* EXERCISE DESCRIPTION: Make an exact copy of the records, and keep the pictures out of it.

[Extracted data entries]
========================

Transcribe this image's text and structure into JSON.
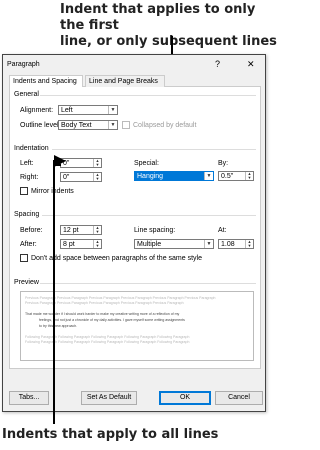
{
  "callouts": {
    "top_line1": "Indent that applies to only the first",
    "top_line2": "line, or only subsequent lines",
    "bottom": "Indents that apply to all lines"
  },
  "dialog": {
    "title": "Paragraph",
    "help": "?",
    "close": "✕",
    "tabs": [
      "Indents and Spacing",
      "Line and Page Breaks"
    ],
    "general": {
      "heading": "General",
      "alignment_label": "Alignment:",
      "alignment_value": "Left",
      "outline_label": "Outline level:",
      "outline_value": "Body Text",
      "collapsed_label": "Collapsed by default"
    },
    "indentation": {
      "heading": "Indentation",
      "left_label": "Left:",
      "left_value": "0\"",
      "right_label": "Right:",
      "right_value": "0\"",
      "special_label": "Special:",
      "special_value": "Hanging",
      "by_label": "By:",
      "by_value": "0.5\"",
      "mirror_label": "Mirror indents"
    },
    "spacing": {
      "heading": "Spacing",
      "before_label": "Before:",
      "before_value": "12 pt",
      "after_label": "After:",
      "after_value": "8 pt",
      "line_spacing_label": "Line spacing:",
      "line_spacing_value": "Multiple",
      "at_label": "At:",
      "at_value": "1.08",
      "dont_add_label": "Don't add space between paragraphs of the same style"
    },
    "preview": {
      "heading": "Preview",
      "prev_para_1": "Previous Paragraph Previous Paragraph Previous Paragraph Previous Paragraph Previous Paragraph Previous Paragraph",
      "prev_para_2": "Previous Paragraph Previous Paragraph Previous Paragraph Previous Paragraph Previous Paragraph",
      "sample_1": "That made me wonder if I should work harder to make my creative writing more of a reflection of my",
      "sample_2": "feelings, and not just a chronicle of my daily activities. I gave myself some writing assignments",
      "sample_3": "to try this new approach.",
      "next_para_1": "Following Paragraph Following Paragraph Following Paragraph Following Paragraph Following Paragraph",
      "next_para_2": "Following Paragraph Following Paragraph Following Paragraph Following Paragraph Following Paragraph"
    },
    "buttons": {
      "tabs": "Tabs...",
      "set_default": "Set As Default",
      "ok": "OK",
      "cancel": "Cancel"
    }
  }
}
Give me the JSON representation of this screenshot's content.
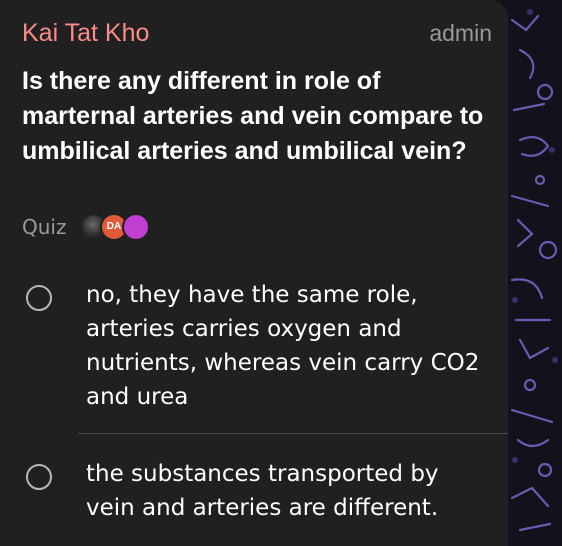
{
  "message": {
    "sender": "Kai Tat Kho",
    "role": "admin",
    "question": "Is there any different in role of marternal arteries and vein compare to umbilical arteries and umbilical vein?",
    "quiz_label": "Quiz",
    "voter_avatars": [
      {
        "kind": "photo"
      },
      {
        "initials": "DA",
        "color": "#e25a3c"
      },
      {
        "kind": "illustration",
        "color": "#c03fd0"
      }
    ],
    "options": [
      {
        "text": "no, they have the same role, arteries carries oxygen and nutrients, whereas vein carry CO2 and urea"
      },
      {
        "text": "the substances transported by vein and arteries are different."
      }
    ]
  },
  "colors": {
    "sender_name": "#ff8a8a",
    "bubble_bg": "#202020",
    "chat_bg": "#14101c"
  }
}
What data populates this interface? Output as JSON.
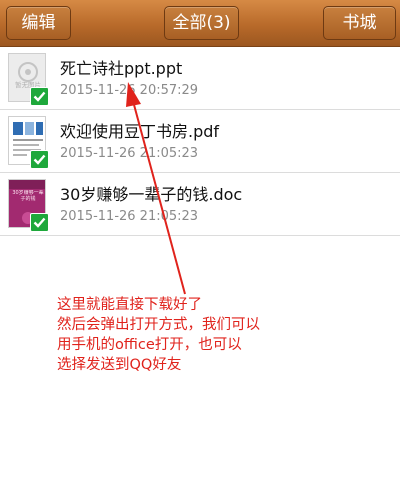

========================

* OUTPUT FOR THIS EXERCISE:
Transcribe this image's text and structure into JSON.
{
  "callouts": {
    "top_line1": "Indent that applies to only the first",
    "top_line2": "line, or only subsequent lines",
    "bottom": "Indents that apply to all lines"
  },
  "dialog": {
    "title": "Paragraph",
    "help": "?",
    "close": "✕",
    "tabs": [
      "Indents and Spacing",
      "Line and Page Breaks"
    ],
    "general": {
      "heading": "General",
      "alignment_label": "Alignment:",
      "alignment_value": "Left",
      "outline_label": "Outline level:",
      "outline_value": "Body Text",
      "collapsed_label": "Collapsed by default"
    },
    "indentation": {
      "heading": "Indentation",
      "left_label": "Left:",
      "left_value": "0\"",
      "right_label": "Right:",
      "right_value": "0\"",
      "special_label": "Special:",
      "special_value": "Hanging",
      "by_label": "By:",
      "by_value": "0.5\"",
      "mirror_label": "Mirror indents"
    },
    "spacing": {
      "heading": "Spacing",
      "before_label": "Before:",
      "before_value": "12 pt",
      "after_label": "After:",
      "after_value": "8 pt",
      "line_spacing_label": "Line spacing:",
      "line_spacing_value": "Multiple",
      "at_label": "At:",
      "at_value": "1.08",
      "dont_add_label": "Don't add space between paragraphs of the same style"
    },
    "preview": {
      "heading": "Preview",
      "prev_para_1": "Previous Paragraph Previous Paragraph Previous Paragraph Previous Paragraph Previous Paragraph Previous Paragraph",
      "prev_para_2": "Previous Paragraph Previous Paragraph Previous Paragraph Previous Paragraph Previous Paragraph",
      "sample_1": "That made me wonder if I should work harder to make my creative writing more of a reflection of my",
      "sample_2": "feelings, and not just a chronicle of my daily activities. I gave myself some writing assignments",
      "sample_3": "to try this new approach.",
      "next_para_1": "Following Paragraph Following Paragraph Following Paragraph Following Paragraph Following Paragraph",
      "next_para_2": "Following Paragraph Following Paragraph Following Paragraph Following Paragraph Following Paragraph"
    },
    "buttons": {
      "tabs": "Tabs...",
      "set_default": "Set As Default",
      "ok": "OK",
      "cancel": "Cancel"
    }
  }
}
Give me the JSON representation of this screenshot's content.
{
  "message": {
    "sender": "Kai Tat Kho",
    "role": "admin",
    "question": "Is there any different in role of marternal arteries and vein compare to umbilical arteries and umbilical vein?",
    "quiz_label": "Quiz",
    "voter_avatars": [
      {
        "kind": "photo"
      },
      {
        "initials": "DA",
        "color": "#e25a3c"
      },
      {
        "kind": "illustration",
        "color": "#c03fd0"
      }
    ],
    "options": [
      {
        "text": "no, they have the same role, arteries carries oxygen and nutrients, whereas vein carry CO2 and urea"
      },
      {
        "text": "the substances transported by vein and arteries are different."
      }
    ]
  },
  "colors": {
    "sender_name": "#ff8a8a",
    "bubble_bg": "#202020",
    "chat_bg": "#14101c"
  }
}
What data populates this interface? Output as JSON.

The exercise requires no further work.